====== Records provided ======
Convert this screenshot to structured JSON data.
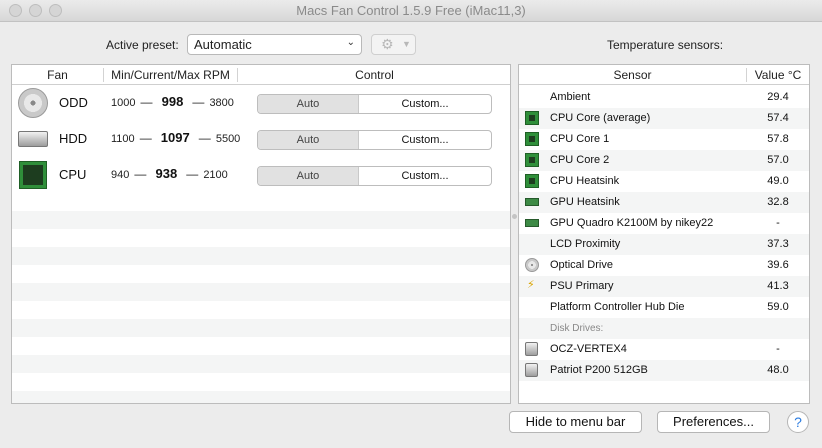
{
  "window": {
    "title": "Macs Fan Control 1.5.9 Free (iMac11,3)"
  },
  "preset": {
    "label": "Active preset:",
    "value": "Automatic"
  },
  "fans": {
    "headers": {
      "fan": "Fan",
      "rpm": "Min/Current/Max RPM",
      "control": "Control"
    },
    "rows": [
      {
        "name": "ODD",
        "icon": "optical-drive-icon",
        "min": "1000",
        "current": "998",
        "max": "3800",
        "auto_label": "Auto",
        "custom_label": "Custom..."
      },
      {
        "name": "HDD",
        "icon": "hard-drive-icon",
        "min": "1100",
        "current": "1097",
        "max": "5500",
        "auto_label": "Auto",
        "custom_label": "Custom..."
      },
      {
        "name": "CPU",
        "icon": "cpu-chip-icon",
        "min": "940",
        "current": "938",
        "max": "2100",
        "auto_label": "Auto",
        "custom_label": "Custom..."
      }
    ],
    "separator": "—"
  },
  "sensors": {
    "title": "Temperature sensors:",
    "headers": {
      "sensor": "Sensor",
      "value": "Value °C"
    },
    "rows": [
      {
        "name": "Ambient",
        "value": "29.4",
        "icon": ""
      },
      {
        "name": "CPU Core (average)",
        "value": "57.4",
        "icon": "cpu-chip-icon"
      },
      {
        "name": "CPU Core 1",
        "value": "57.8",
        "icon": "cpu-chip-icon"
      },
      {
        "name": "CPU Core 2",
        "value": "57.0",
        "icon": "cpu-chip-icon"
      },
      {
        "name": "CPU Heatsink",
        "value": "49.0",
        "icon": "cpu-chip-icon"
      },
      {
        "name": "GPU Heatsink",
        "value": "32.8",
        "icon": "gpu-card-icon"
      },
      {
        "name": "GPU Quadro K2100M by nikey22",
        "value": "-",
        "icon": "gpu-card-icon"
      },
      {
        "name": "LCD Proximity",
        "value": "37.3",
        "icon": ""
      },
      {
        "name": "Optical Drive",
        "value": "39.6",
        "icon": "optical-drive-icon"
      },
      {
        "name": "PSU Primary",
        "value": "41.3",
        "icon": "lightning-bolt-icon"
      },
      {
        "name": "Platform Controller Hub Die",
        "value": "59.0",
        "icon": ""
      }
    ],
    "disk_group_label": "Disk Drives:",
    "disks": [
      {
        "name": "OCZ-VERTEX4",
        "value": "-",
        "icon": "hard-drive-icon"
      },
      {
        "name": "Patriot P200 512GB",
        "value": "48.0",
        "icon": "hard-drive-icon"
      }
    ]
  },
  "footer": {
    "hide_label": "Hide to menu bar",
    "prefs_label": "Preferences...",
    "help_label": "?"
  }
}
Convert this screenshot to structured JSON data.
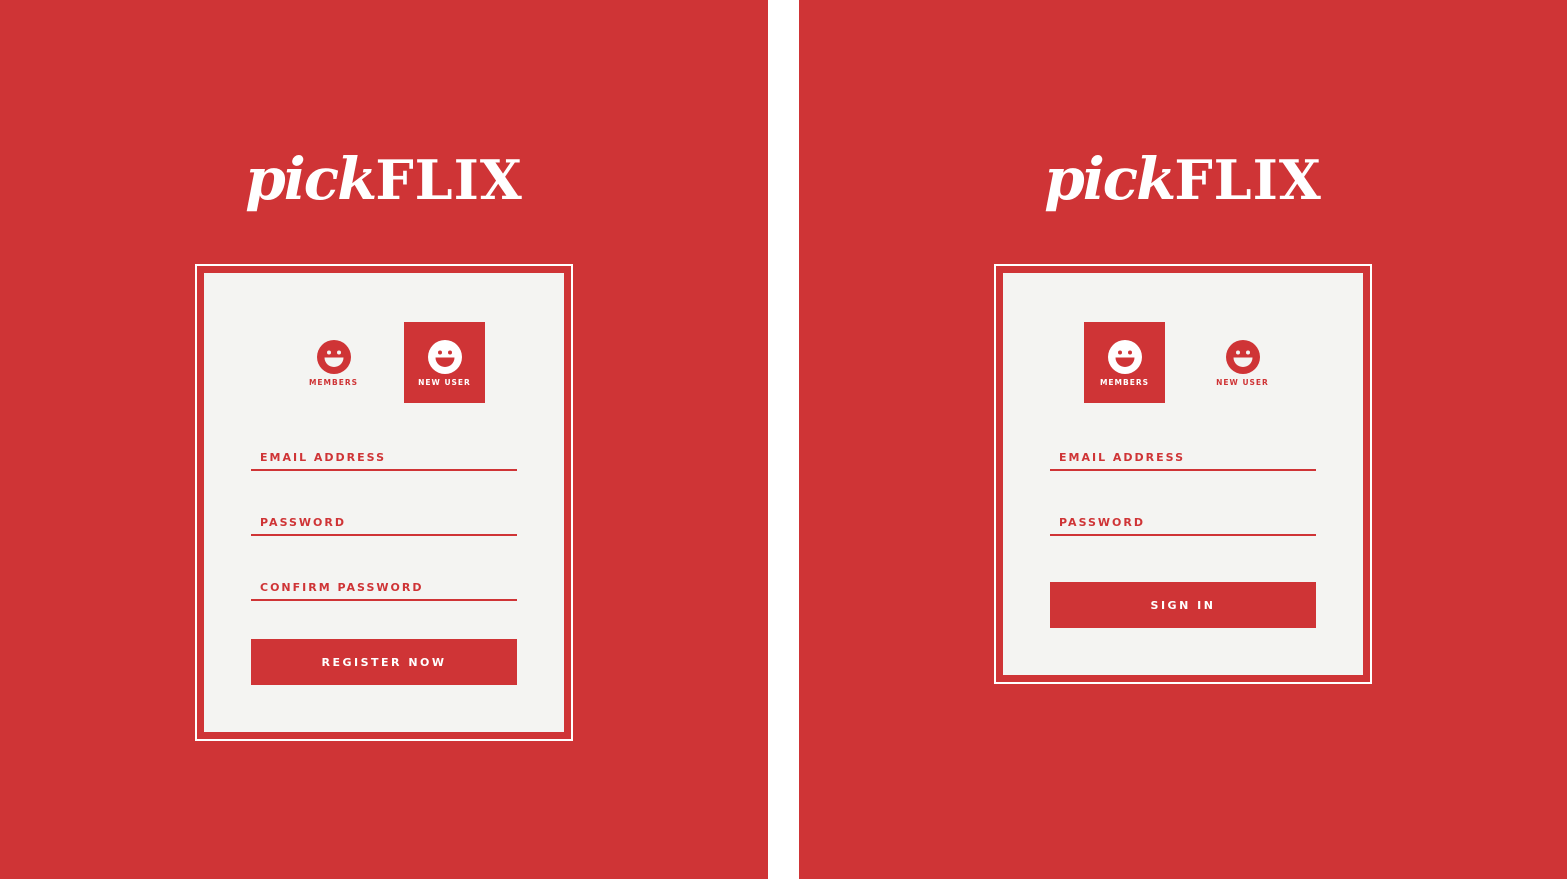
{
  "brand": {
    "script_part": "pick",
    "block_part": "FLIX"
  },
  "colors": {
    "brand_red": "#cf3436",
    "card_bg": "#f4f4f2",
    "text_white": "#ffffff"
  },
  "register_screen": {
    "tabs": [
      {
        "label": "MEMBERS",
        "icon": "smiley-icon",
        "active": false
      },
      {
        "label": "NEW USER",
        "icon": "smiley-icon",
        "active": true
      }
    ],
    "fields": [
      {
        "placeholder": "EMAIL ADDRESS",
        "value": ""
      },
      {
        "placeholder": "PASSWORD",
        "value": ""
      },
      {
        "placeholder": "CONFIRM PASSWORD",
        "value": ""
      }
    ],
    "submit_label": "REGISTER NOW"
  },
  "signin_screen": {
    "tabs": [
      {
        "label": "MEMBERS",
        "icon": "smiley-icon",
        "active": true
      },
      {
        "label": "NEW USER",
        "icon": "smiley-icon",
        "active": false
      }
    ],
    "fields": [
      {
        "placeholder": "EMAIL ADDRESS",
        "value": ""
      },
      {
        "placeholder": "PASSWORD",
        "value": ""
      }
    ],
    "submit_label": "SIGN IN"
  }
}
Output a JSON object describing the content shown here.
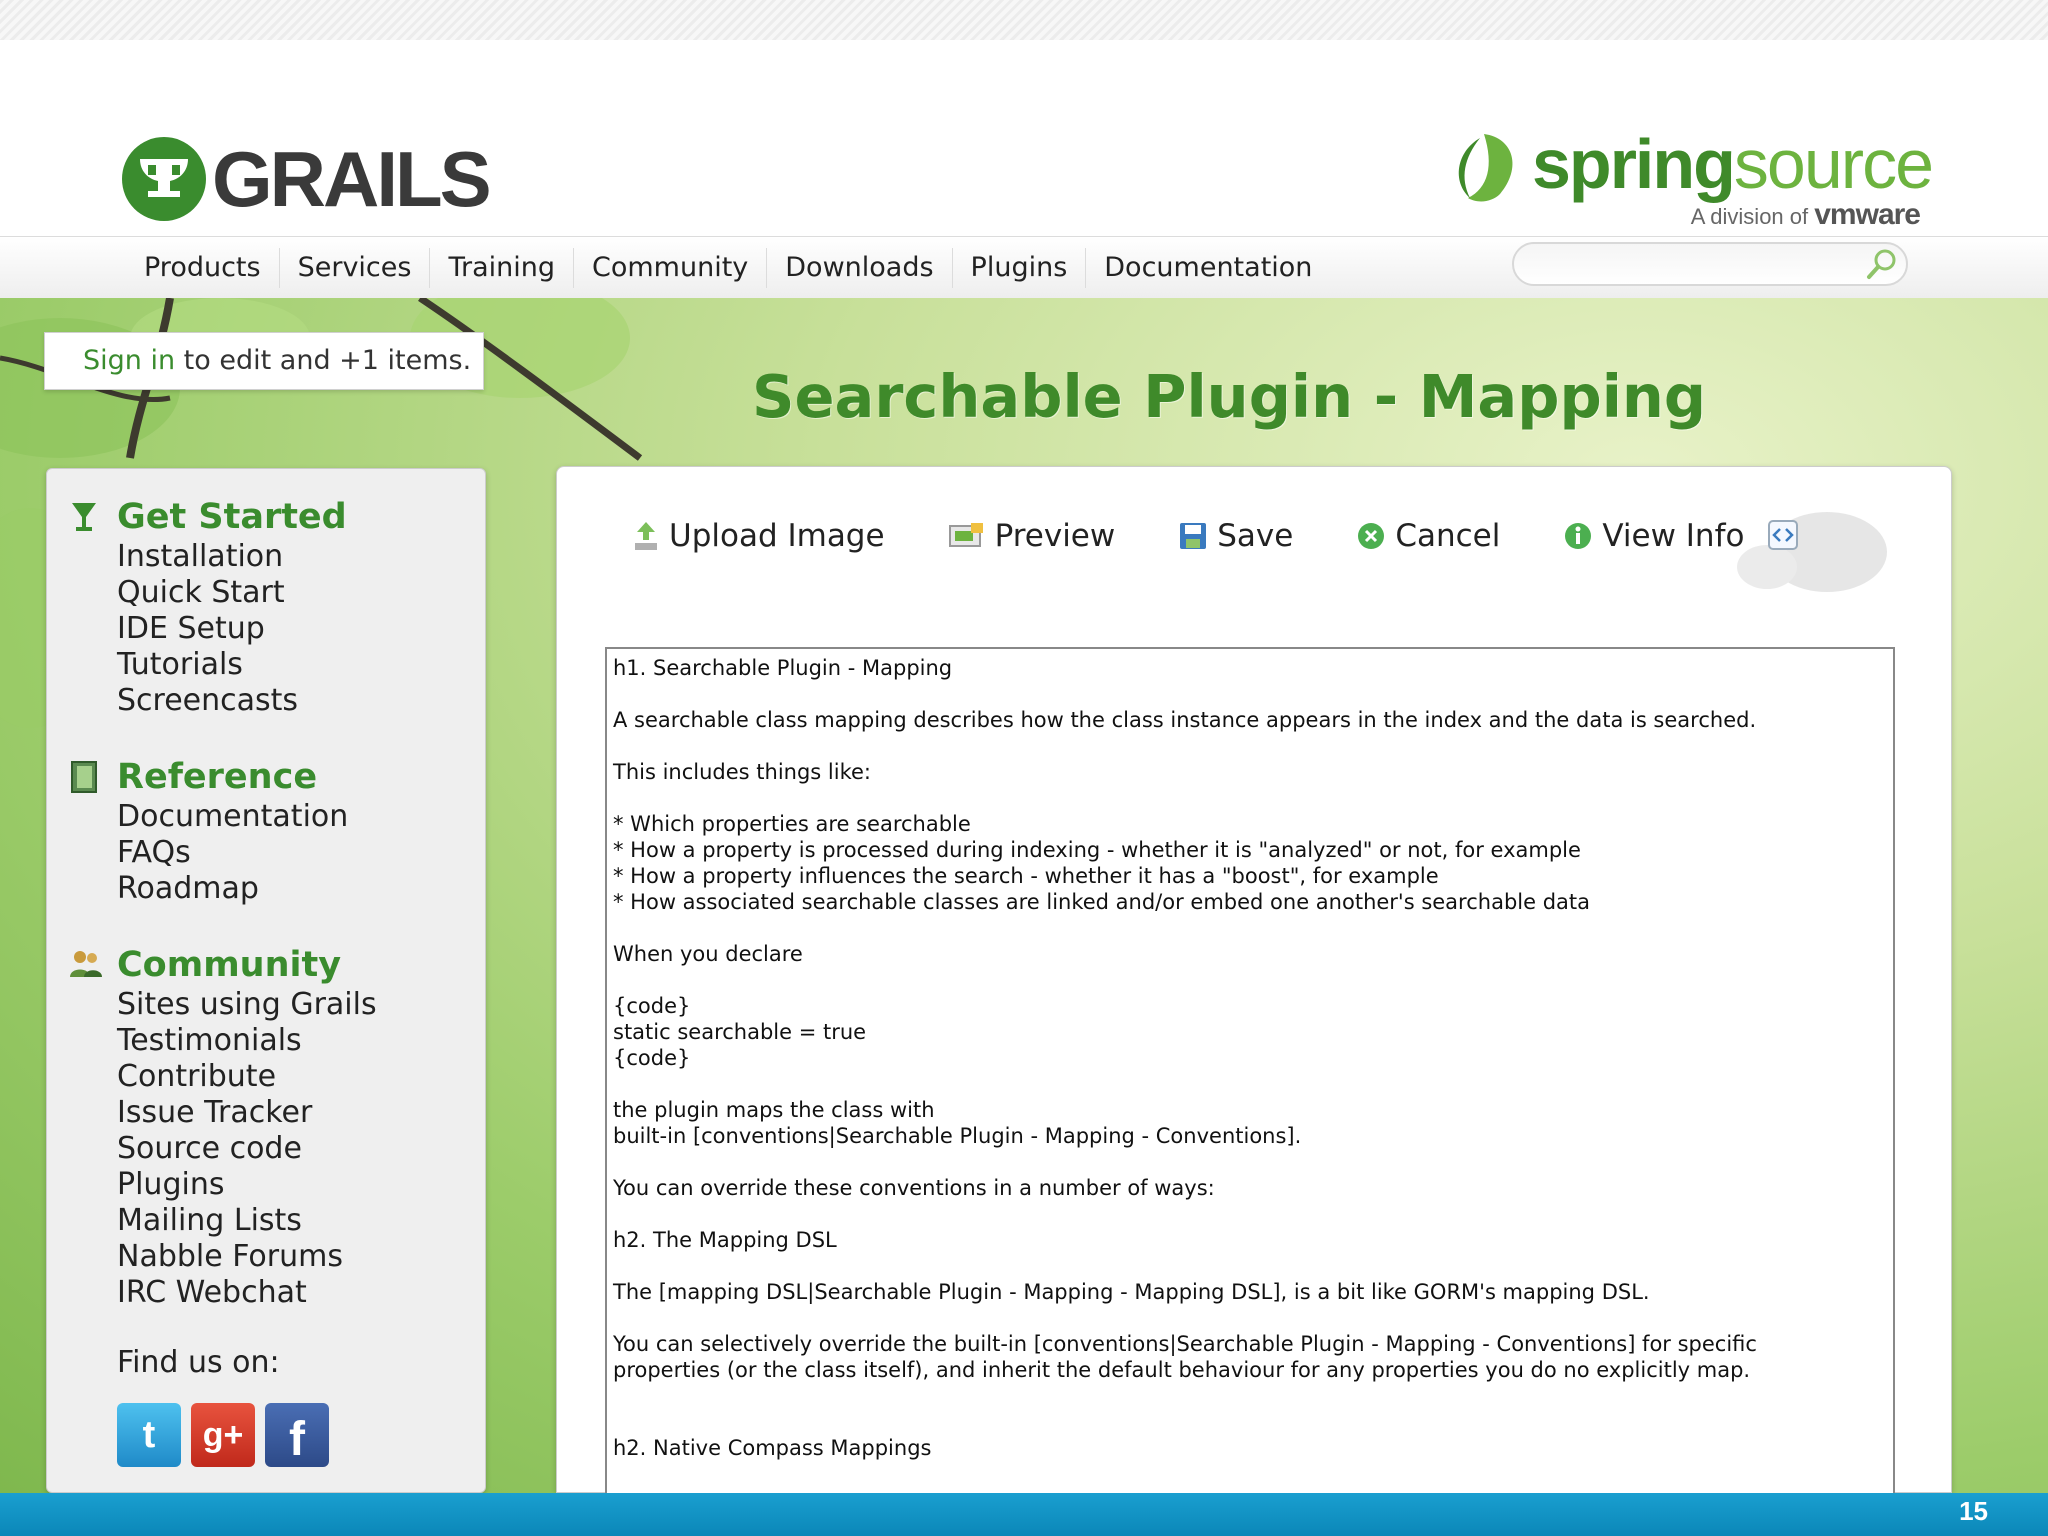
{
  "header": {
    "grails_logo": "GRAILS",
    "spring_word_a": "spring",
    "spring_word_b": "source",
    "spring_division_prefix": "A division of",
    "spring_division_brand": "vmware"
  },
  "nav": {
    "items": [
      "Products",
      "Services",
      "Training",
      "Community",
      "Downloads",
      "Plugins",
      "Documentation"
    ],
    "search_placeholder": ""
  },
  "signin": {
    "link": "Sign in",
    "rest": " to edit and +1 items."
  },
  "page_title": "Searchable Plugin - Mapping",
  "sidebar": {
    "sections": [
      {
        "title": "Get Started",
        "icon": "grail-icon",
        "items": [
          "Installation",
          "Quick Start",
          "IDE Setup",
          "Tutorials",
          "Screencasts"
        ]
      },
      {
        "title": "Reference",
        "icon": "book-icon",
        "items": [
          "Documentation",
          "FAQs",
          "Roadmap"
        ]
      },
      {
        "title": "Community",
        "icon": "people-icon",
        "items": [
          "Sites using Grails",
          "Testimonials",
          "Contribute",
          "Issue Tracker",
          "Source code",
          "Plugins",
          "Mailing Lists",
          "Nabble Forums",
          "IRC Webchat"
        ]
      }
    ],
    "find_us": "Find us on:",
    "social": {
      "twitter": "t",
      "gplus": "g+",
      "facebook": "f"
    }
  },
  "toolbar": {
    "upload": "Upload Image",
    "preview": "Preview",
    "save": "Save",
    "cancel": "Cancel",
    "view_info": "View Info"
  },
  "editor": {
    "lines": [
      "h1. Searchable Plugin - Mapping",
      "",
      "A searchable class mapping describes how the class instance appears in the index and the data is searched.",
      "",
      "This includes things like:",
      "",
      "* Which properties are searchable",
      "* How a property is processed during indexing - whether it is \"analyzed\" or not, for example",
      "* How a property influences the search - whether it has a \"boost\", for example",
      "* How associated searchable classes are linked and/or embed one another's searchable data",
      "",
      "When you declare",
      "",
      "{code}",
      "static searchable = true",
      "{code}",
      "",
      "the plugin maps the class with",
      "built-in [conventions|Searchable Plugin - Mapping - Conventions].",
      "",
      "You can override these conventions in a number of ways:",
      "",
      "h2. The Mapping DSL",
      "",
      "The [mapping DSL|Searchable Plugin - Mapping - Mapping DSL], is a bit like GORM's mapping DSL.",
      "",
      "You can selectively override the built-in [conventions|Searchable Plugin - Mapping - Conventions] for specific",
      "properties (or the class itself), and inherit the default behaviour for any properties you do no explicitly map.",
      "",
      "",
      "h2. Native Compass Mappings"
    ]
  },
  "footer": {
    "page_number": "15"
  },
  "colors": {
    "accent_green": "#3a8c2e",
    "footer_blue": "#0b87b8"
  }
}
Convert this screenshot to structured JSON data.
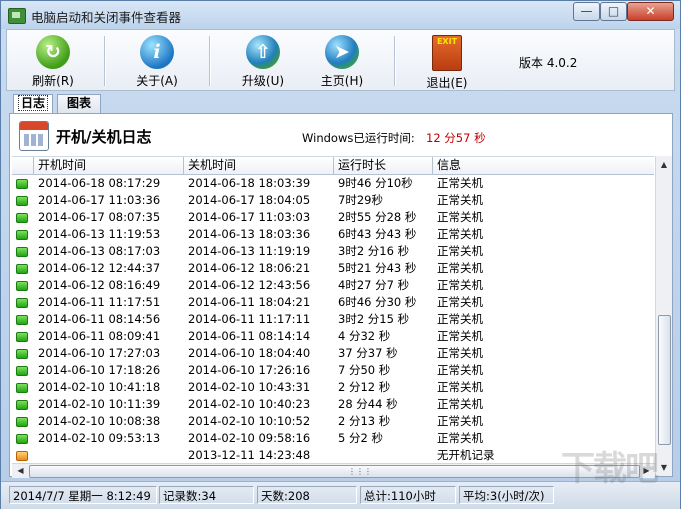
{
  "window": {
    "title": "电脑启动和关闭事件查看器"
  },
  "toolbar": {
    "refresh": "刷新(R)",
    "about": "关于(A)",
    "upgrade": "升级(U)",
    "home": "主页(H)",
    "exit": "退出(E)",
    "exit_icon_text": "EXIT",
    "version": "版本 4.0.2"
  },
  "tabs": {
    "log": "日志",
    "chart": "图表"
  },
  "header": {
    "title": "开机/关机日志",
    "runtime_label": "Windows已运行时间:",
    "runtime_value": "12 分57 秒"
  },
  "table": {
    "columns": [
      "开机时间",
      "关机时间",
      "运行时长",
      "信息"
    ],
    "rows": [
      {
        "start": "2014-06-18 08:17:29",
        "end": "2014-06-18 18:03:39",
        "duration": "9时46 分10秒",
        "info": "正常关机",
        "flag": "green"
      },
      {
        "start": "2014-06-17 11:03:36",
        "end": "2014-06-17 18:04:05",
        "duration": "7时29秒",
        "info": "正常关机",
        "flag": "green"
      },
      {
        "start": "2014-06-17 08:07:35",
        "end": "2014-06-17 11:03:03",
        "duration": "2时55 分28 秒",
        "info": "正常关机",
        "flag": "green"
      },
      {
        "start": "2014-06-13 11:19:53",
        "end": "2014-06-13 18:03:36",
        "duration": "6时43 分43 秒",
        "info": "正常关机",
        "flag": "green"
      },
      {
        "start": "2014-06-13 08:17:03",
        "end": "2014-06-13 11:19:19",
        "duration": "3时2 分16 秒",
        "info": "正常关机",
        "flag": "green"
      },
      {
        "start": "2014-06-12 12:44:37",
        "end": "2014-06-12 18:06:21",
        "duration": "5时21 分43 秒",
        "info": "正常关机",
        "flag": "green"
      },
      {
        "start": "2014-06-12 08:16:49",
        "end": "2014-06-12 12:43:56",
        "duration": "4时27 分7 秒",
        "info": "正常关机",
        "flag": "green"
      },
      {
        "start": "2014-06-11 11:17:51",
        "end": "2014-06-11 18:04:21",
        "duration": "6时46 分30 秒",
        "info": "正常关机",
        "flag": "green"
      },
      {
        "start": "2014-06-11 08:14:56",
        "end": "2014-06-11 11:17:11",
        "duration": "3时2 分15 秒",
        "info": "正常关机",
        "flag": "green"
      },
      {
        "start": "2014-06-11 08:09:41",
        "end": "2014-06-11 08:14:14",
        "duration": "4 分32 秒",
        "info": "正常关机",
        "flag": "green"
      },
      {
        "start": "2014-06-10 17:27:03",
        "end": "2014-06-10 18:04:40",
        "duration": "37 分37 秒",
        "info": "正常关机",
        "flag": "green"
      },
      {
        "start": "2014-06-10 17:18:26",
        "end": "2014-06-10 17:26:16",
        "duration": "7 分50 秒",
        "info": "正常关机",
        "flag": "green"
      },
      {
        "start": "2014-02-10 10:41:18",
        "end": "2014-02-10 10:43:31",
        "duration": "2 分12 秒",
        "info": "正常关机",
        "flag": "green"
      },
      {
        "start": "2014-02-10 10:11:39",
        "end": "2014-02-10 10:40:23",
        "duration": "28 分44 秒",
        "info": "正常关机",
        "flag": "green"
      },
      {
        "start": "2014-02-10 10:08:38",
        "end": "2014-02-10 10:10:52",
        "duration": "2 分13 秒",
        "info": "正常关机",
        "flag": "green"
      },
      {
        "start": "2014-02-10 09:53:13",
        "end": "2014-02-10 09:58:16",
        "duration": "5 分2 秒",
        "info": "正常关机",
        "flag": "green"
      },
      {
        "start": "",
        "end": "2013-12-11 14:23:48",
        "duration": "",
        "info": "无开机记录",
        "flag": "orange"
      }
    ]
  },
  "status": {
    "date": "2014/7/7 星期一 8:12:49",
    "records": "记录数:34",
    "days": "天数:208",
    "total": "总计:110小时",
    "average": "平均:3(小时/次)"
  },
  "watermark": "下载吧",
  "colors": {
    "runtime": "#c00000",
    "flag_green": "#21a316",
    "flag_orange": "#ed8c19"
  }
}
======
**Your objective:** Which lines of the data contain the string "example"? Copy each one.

**Response for this exercise:**
      "* How a property is processed during indexing - whether it is \"analyzed\" or not, for example",
      "* How a property influences the search - whether it has a \"boost\", for example",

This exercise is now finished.